why are kids so lonely?

Our lives are all about caring and genuine relationships. While we take satisfaction from our accomplishments at work or volunteer activities, it’s the people in our lives that really matter.

Helping our kids develop and maintain connections not only with parents, but with peers and other adults is essential to their mental health. When I speak with young people who have attempted suicide, a disengagement or alienation from others is a common theme.

We seem to be raising a generation of lonely kids, which is ironic at a time of constant digital interactions. A survey on loneliness recently completed in England found that 16 to 24-year-old youth had the highest rate of loneliness, with 40 percent of this group reportedly feeling lonely often or very often.
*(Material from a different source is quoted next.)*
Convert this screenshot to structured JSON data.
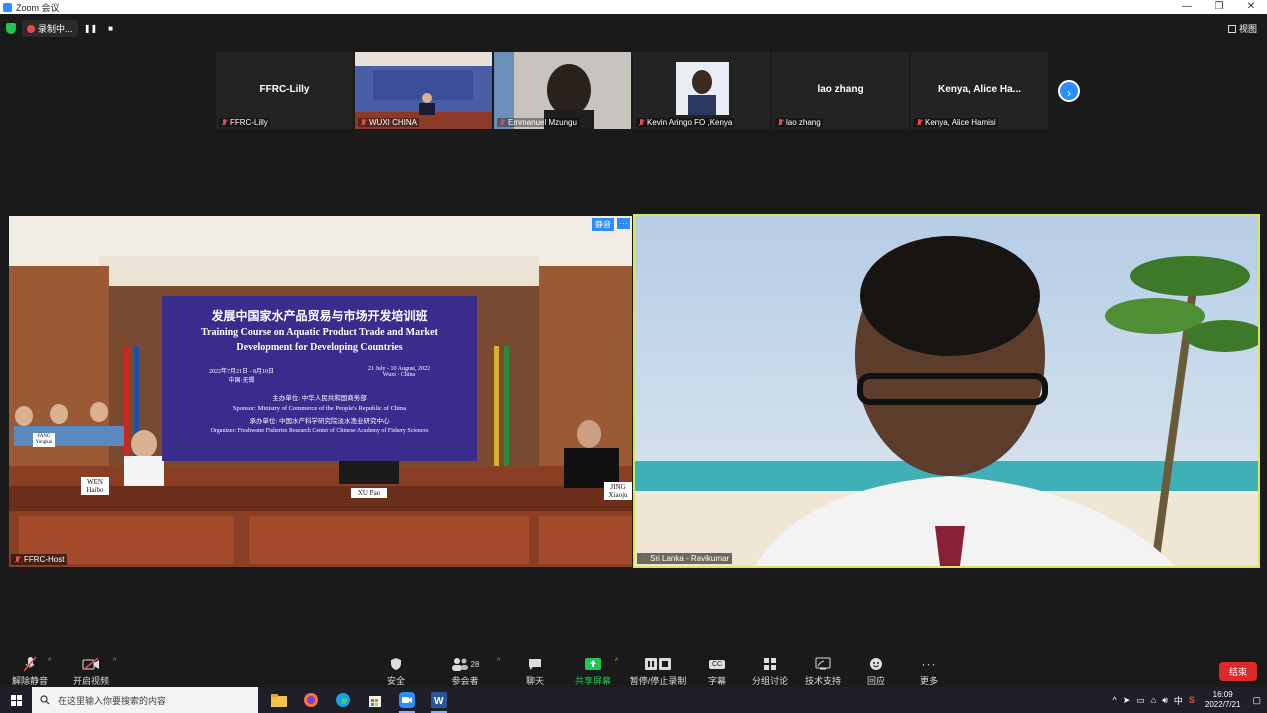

San Diego State University's Jean Twenge conducted extensive research on our kids’ digital worlds, and concluded that “social media and electronic device use is linked to higher rates of loneliness, unhappiness, depression, and suicide risk, in both correlational and experimental data.”

However, limiting our kids’ digital world won’t cure loneliness. Relationships are complicated. They require lots of different skills, like genuine caring, listening, compromise, sharing, conflict-resolution and emotional self-control. These skills don’t develop naturally with most kids.

Some experts have suggested that teaching our children the skills required in friendships is the best way to help them deal with loneliness.  Others have suggested that it’s critical to put our kids in more social situations where they have the opportunity to develop friendships based on shared interests.

There is yet another view of loneliness that was documented by Christopher Masi and his colleagues in a summary of over 50 studies completed over several decades. They concluded that lonely people have a type of thinking disorder in the way they perceive social interactions. Lonely people have a more negative mindset, expecting and therefore experiencing social interactions to be more punitive. They have a heightened sensitivity to any real or perceived rejection. When asked to reflect upon interactions, they are more likely to remember and verbalize even minor negative events and ignore pleasant and positive comments.

If loneliness is partly a problem about the way we think, how can we change that in our children?

  1. Don’t be so empathetic. When kids complain about others, reflect understanding but don’t constantly reaffirm your child’s feelings. They may whine about their teammates on a basketball team, but gently try to encourage a more nuanced understanding that people are rarely all good or bad.
  2. Stay positive. It’s easy to feel badly about others not meeting our often unrealistic expectations. Help your child appreciate what is, rather than lament what isn’t.